            During my first five years of teaching accounting, the School Registrar’s Office reply to off-campus inquiries seeking an accounting program would  be “No accounting is taught on our campus—it is too vocational.” Later, the University accepted the concept of business as being an integral part of its liberal arts emphasis. The Management Department’s name was changed to the “School of Business and Economics” (SBE). The SBE has become the largest program on campus and is responsible for generating a significant number of dollars for academia, research and publications.

            I remember when an instructor had his students bare their bottoms, add paint, then run and slide on a strip of butcher paper. On another occasion when Dr. Wagner was our President, I was conducting a campus tour with a potential female instructor for our Management Department. We approached the student dorms, walked through the cafeteria and headed for the President’s meeting room adjacent to the cafeteria. I was talking with our candidate and did not notice a posted sign on the door. I threw open the door, and we made a few steps into the room. I heard some screaming and turned to scan the room, and there in full view (standing, sitting, lying down and waving their hands frantically) was a room full of naked women. We made a hasty retreat. I found out later that it was a regularly scheduled class on the appreciation of the female body. I thought about registering for the following semester.

            There also was the time – during the free speech and anything goes period – that our Management Department hired a work-study student as an office helper. She showed up for work in just a man’s long tank top. We all found multiple reasons for visiting the office. At noon, she would go out on the lawn between Stevenson and Darwin Halls, remove the T-shirt and dance (no music to accompany the dancing however). Suddenly, that lawn area became a popular outdoor lunching area.

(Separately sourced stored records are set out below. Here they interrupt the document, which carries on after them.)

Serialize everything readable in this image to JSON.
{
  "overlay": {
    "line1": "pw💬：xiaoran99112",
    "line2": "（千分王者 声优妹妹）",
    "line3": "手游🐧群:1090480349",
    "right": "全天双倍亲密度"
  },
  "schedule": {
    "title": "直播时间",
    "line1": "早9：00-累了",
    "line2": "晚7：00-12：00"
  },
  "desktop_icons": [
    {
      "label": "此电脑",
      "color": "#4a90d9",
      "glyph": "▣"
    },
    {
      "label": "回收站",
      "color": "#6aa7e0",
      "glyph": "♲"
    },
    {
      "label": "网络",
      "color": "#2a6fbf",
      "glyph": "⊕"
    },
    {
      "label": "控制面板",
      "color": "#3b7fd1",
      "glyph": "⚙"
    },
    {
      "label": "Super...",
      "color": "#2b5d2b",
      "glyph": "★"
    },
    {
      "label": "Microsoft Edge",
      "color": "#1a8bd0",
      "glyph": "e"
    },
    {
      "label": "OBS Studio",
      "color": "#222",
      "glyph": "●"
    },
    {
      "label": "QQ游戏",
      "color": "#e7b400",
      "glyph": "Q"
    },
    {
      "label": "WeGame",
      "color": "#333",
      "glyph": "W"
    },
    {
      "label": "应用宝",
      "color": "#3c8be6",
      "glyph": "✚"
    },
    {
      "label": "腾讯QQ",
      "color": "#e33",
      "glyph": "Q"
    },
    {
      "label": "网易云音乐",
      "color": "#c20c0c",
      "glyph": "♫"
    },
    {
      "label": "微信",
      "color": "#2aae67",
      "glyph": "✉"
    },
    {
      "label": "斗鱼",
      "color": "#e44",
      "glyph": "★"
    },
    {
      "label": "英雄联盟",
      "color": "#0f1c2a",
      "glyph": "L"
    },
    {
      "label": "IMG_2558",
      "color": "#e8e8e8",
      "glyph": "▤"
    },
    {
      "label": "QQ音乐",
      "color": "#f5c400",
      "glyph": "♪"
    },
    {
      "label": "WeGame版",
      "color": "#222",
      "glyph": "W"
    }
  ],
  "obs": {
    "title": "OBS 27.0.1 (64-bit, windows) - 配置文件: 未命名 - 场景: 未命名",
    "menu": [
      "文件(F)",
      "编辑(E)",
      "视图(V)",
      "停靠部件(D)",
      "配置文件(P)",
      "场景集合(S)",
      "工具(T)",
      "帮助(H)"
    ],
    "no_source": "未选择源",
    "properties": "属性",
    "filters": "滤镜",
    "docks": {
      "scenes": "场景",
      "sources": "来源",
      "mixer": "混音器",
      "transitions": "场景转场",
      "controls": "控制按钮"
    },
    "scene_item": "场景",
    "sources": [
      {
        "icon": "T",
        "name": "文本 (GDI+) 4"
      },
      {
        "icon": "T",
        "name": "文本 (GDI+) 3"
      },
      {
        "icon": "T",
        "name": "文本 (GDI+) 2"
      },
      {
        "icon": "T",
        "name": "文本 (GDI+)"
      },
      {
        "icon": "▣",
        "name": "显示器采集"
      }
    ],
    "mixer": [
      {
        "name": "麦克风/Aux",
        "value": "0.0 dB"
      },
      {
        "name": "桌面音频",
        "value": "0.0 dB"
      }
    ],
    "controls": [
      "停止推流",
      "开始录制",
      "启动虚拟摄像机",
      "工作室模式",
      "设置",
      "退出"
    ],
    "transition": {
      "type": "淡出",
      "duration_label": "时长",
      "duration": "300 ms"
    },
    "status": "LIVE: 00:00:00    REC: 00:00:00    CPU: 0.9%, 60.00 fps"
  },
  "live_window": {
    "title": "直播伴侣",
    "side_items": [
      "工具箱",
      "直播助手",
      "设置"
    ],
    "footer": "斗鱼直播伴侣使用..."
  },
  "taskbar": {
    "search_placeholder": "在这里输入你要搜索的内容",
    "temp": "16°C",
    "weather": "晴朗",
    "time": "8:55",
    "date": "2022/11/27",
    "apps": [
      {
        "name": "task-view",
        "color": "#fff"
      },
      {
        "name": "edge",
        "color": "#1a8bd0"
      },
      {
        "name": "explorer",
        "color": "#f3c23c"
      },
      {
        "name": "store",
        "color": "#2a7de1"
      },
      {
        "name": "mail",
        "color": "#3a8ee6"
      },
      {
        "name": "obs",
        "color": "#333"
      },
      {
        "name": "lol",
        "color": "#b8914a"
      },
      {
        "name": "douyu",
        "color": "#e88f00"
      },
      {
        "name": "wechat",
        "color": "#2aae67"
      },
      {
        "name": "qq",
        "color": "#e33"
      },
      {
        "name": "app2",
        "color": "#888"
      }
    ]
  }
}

            My stay at SSU was so long that I witnessed substantial growth of the campus landscaping. My office was on the second floor of Stevenson Hall facing south. I observed the first planting of trees outside my window (one could leap over them at the time). They grew to almost block my view beyond their branches. Then, the trees were cut down, followed by another new planting. I observed these new tree plantings grow to again block my second floor window. I took this as an omen that perhaps it was time for me to retire.